On Monday, over 40 people were injured in California's Central Valley when a semi-truck collided with an Amtrak passenger train. According to the Fresno Bee, the crash was caused by the driver of the semi-truck, who apparently failed to yield at a railroad crossing. The truck struck the tail end of the train, between the engine and the last passenger car. The train reportedly traveled about 600 feet after impact, and then it hit a switchback. The locomotive and two double-deck cars derailed.
A spokesperson for Amtrak says 42 passengers were transported to six local hospitals with minor to moderate injuries. The driver of the semi-truck, 42 year-old Macario Medina, was reportedly trapped in his vehicle for over an hour before emergency responders were able to extricate him from the cab, which was destroyed. He also sustained moderate injuries.
The California Highway Patrol reports that the crossing signals were functional at the time of the crash. Medina was apparently traveling at about 55 miles per hour when he drove through the flashing crossing arms and directly into the train, which was going about 80 miles per hour at the moment of impact. Authorities say Medina was not under the influence of alcohol, but he has been "unable to explain" what caused him to drive through the signal.

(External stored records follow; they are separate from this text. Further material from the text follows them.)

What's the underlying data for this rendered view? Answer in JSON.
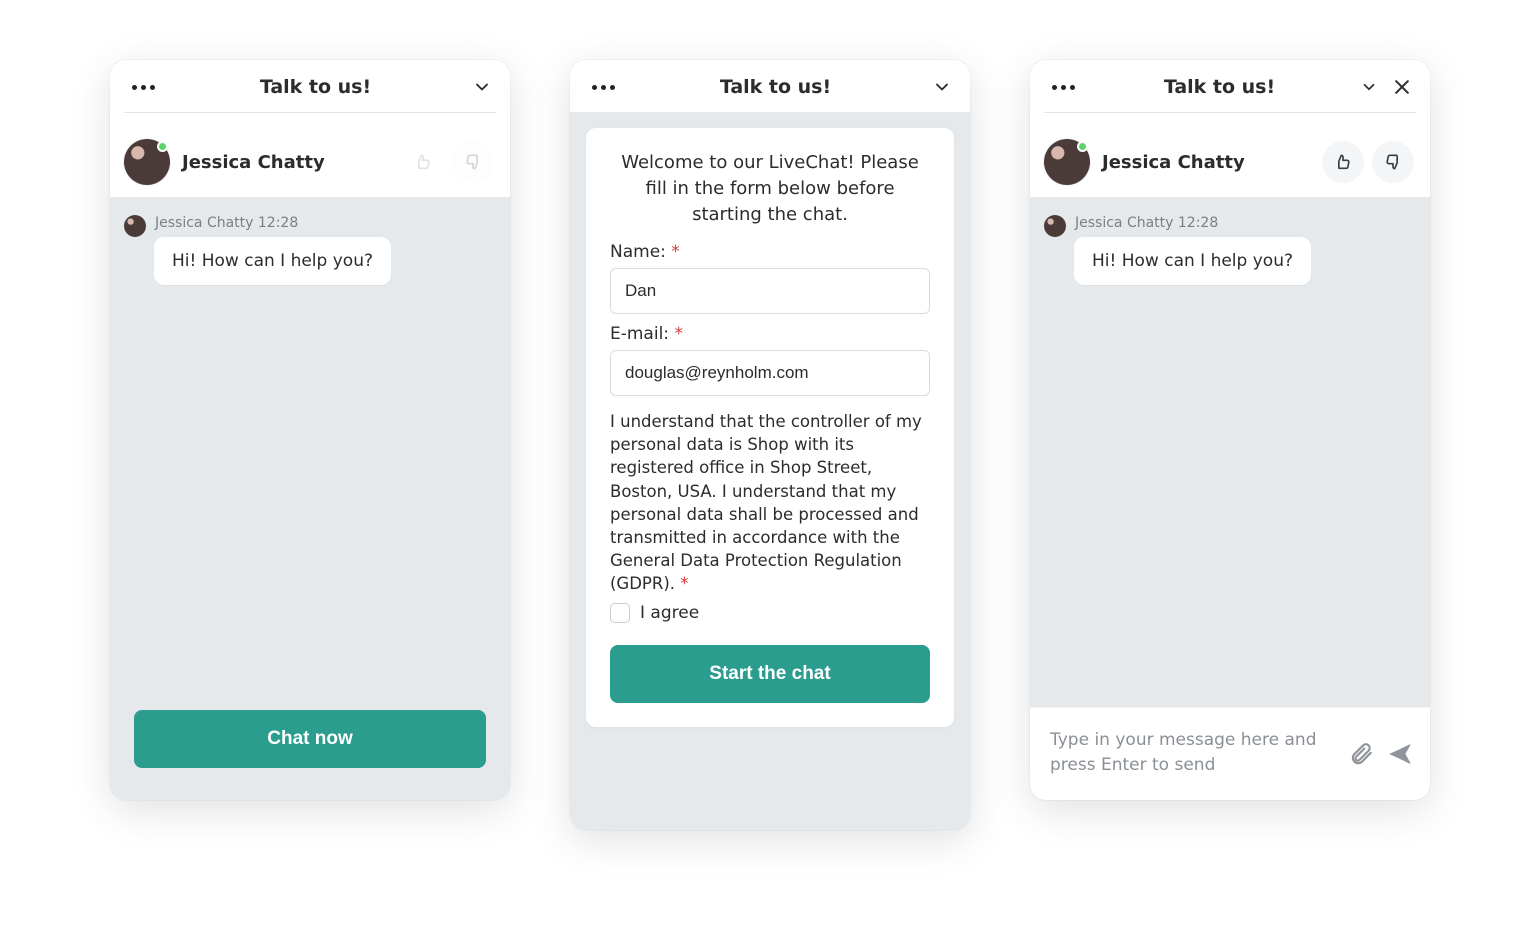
{
  "header": {
    "title": "Talk to us!"
  },
  "agent": {
    "name": "Jessica Chatty"
  },
  "message": {
    "meta": "Jessica Chatty 12:28",
    "text": "Hi! How can I help you?"
  },
  "cta": {
    "chat_now": "Chat now"
  },
  "form": {
    "intro": "Welcome to our LiveChat! Please fill in the form below before starting the chat.",
    "name_label": "Name:",
    "name_value": "Dan",
    "email_label": "E-mail:",
    "email_value": "douglas@reynholm.com",
    "legal": "I understand that the controller of my personal data is Shop with its registered office in Shop Street, Boston, USA. I understand that my personal data shall be processed and transmitted in accordance with the General Data Protection Regulation (GDPR).",
    "agree_label": "I agree",
    "start_label": "Start the chat"
  },
  "composer": {
    "placeholder": "Type in your message here and press Enter to send"
  },
  "required_mark": "*"
}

About four hours after the crash, a second train was involved in a collision with a truck only eighteen miles away. In that accident, a silage truck edged too far onto the train tracks and was clipped by the freight train. The truck driver suffered from minor injuries, but no one else was hurt in the collision.
In 2010, there were 2,004 train accidents involving trains at railroad crossings nationwide. These crashes caused 261 deaths and over 800 serious injuries.